In his 13 years at Real Madrid, Marcelo has had plenty of time to figure out how to stop Lionel Messi. Now, finally, he looks to have cracked it.
The two South Americans have gone toe-to-toe more times than we can count since 2007, but it’s fair to say Messi has aged better on the pitch.
Marcelo has been used a little more sparingly this season, recently sitting out the Champions League defeat at home to Manchester City, but he returned with a vengeance in the latest Clasico.
Neither of Spain’s most storied clubs have been at their best this season, and this was reflected in the relative lack of buzz around the fixture.
However, while other players might have been off the pace, that accusation can’t be levelled at Messi.
He has more goals and more assists than any other player in La Liga this season, by a fair distance, too, and it’s reasonable to think any close game – even against Real Madrid – will inevitably be decided by him without anyone else being able to intervene.
Marcelo wasn’t convinced, though. Just as the Argentine looked ready to do what he always does in these situations, Los Blancos’ left-back decided things would go down a little differently.
When you’re a player with Marcelo’s role, you don’t get many opportunities to celebrate goals.
The defender has one goal in 19 appearances this season and, if he wants to keep in line with the return seen across his career, he’ll chip in with one or maybe two more before May.
In any given game, a goal-saving challenge is far more likely than an intervention at the other end of the pitch.
That’s not to underplay his contribution against Barcelona, though. This is still Messi we’re dealing with, and Marcelo is still an underdog. For him to celebrate in the manner others might mark a last-minute winner? That isn’t just understandable; the more we see the incident, the more we realise it is the only logical response.
This wasn’t just a random moment in a game, after all.
Vinicius Junior had given the hosts a 1-0 lead just a couple of minutes earlier, pushing Real Madrid above their great rivals at the top of the table.
It wasn’t just a case of stopping a goal, but rather of stopping Messi doing what he always does. It was Marcelo watching Messi respond to his team-mates failing him by doing the hard work himself, but deciding that actually, as it turns out, this isn’t the inevitability it has often presented itself as.
Marcelo wasn’t just preventing a goal, he was stopping the idea that football’s script is pre-written. The celebration that follows isn’t just “I did it!” but also “Oh shit, it was actually possible!”
Marcelo turns 32 in May. He has won everything there is to win at a club level, and there aren’t too many worlds left to conquer.
And yet, even at the very top, a player can take pride in winning a battle which has seen him come out on the losing side time after time in the past.
It just shows how disillusionment with football isn’t something which happens at a specific point in a person’s life, and isn’t something which needs to happen at all.

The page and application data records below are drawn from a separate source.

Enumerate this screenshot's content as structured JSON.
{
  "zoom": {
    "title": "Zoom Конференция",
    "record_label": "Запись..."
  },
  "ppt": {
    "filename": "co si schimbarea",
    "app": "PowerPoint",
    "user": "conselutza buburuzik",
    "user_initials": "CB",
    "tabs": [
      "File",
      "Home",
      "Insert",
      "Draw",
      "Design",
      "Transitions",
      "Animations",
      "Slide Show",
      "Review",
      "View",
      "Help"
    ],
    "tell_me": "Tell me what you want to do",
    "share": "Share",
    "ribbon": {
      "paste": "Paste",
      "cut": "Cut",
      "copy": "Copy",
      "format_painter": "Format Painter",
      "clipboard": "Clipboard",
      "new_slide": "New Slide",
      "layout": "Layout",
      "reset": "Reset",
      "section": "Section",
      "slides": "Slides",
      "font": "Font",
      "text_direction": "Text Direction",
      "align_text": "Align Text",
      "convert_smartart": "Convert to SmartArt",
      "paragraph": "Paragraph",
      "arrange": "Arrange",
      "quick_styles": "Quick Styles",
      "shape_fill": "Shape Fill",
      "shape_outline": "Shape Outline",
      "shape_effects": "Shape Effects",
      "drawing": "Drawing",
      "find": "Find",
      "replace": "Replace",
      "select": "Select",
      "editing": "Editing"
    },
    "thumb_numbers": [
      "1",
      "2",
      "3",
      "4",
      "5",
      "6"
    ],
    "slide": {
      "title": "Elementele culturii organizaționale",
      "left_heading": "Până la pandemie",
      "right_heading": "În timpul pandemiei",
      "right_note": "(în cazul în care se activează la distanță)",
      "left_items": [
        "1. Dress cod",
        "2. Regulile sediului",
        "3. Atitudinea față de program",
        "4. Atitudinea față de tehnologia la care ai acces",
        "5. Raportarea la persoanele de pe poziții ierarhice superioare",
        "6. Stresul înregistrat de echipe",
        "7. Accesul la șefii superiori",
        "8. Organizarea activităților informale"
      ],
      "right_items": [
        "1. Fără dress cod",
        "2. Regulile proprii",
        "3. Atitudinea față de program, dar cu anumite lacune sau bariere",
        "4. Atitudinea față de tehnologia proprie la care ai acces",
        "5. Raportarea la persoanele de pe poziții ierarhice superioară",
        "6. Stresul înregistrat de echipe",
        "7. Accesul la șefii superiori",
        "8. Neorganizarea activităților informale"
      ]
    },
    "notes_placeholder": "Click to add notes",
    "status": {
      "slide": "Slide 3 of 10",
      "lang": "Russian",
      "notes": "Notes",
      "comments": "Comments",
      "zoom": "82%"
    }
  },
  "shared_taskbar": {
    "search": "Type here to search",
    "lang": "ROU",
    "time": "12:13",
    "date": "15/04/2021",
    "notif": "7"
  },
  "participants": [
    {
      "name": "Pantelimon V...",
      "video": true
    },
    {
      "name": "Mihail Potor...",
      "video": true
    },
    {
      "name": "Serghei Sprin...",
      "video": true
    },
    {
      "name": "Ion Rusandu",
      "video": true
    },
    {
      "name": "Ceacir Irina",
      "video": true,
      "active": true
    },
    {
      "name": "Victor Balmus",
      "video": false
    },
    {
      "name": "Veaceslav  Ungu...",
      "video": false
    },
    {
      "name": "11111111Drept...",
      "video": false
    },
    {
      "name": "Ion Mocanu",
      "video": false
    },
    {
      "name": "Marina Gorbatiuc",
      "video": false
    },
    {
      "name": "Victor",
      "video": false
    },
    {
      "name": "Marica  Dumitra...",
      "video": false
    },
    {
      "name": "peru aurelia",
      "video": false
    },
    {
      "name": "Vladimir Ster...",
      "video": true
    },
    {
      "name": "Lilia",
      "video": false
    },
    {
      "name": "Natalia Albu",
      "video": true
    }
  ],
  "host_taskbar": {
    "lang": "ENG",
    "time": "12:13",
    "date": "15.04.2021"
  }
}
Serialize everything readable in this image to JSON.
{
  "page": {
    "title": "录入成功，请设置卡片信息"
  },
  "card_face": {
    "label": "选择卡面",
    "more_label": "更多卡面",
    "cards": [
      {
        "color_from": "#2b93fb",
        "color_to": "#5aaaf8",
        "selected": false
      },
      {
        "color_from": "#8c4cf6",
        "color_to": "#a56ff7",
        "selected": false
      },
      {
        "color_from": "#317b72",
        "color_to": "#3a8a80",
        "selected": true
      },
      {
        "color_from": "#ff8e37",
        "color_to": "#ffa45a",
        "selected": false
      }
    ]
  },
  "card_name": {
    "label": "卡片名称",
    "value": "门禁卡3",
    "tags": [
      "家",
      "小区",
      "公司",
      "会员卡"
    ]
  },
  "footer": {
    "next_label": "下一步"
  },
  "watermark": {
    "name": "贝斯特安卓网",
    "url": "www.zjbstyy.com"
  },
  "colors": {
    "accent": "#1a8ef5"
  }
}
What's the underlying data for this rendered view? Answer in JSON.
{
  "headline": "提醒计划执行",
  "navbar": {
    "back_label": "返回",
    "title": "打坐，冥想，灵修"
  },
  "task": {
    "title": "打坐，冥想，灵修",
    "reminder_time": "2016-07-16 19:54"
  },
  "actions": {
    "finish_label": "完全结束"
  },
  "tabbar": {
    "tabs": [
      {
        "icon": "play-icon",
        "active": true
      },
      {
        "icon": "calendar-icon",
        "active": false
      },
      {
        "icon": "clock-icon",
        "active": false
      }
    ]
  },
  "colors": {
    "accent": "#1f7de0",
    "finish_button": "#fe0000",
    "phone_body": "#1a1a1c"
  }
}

Marcelo celebrated an intervention in his latest Clasico with all the vigour of a man playing in the fixture for the first time. For some, that attitude never goes away.